Post by Admin on Nov 16, 2020 7:08:43 GMT
SpaceX launched four astronauts on a flight to the International Space Station on Sunday, NASA’s first full-fledged mission to send a crew into orbit on board a privately owned spacecraft.
SpaceX’s newly designed Crew Dragon capsule, which the crew has dubbed Resilience, lifted off atop a SpaceX Falcon 9 rocket at 7:27pm eastern time (00:27 GMT on Monday) from NASA’s Kennedy Space Center in Cape Canaveral, Florida.
“That was one heck of a ride,” astronaut Mike Hopkins said from Crew Dragon to SpaceX mission control about an hour after liftoff. “There was a lot of smiles.”
Crew Dragon will gradually raise its orbit for the next 27 hours through a series of onboard thruster firings, aiming to dock at the International Space Station at 11pm eastern time on Monday (04:00 GMT).
An air leak caused an unexpected drop in capsule pressure less than two hours before launch, NASA officials said. But technicians said they conducted a successful leak check and the scheduled launch was still on.
The 27-hour ride to the space station, an orbiting laboratory some 250 miles (400 kilometres) above Earth was originally scheduled to begin on Saturday. But the launch was postponed for a day due to forecasts of gusty winds – remnants of Tropical Storm Eta – that would have made a return landing for the Falcon 9’s reusable booster stage difficult, NASA officials said.
The astronauts donned their custom white flight suits and arrived at the Kennedy Space Center launch pad on schedule at 4:30pm (21:30 GMT) in three white Tesla SUVs, flanked by NASA and SpaceX personnel.

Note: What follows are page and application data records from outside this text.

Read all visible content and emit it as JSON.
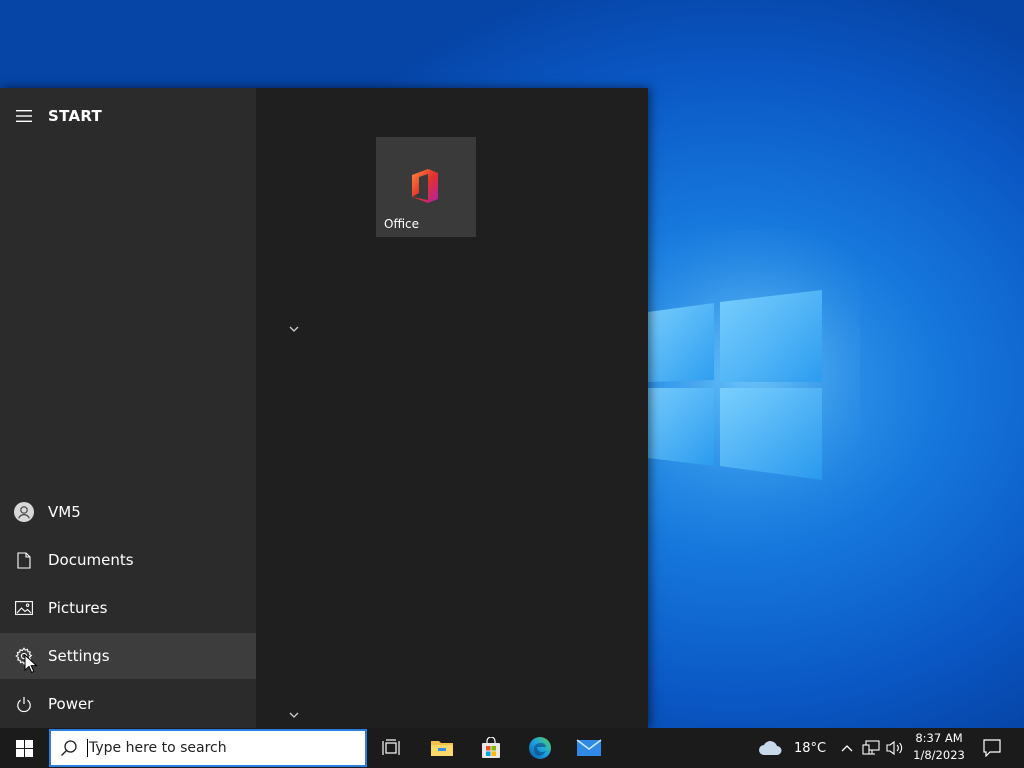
{
  "start_menu": {
    "title": "START",
    "user": "VM5",
    "items": [
      {
        "label": "Documents",
        "icon": "document-icon"
      },
      {
        "label": "Pictures",
        "icon": "pictures-icon"
      },
      {
        "label": "Settings",
        "icon": "gear-icon",
        "highlighted": true
      },
      {
        "label": "Power",
        "icon": "power-icon"
      }
    ],
    "tiles": [
      {
        "label": "Office",
        "icon": "office-icon"
      }
    ]
  },
  "taskbar": {
    "search_placeholder": "Type here to search",
    "apps": [
      "task-view-icon",
      "file-explorer-icon",
      "microsoft-store-icon",
      "edge-icon",
      "mail-icon"
    ],
    "weather": "18°C",
    "time": "8:37 AM",
    "date": "1/8/2023"
  },
  "colors": {
    "accent": "#2b7de0",
    "menu_bg": "#1f1f1f",
    "rail_bg": "#2b2b2b",
    "taskbar_bg": "#1b1b1b"
  }
}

SpaceX mission operator Jay Aranha, speaking from the company’s Hawthorne, California headquarters, told the crew to “have an amazing trip, and know that we are all for one”.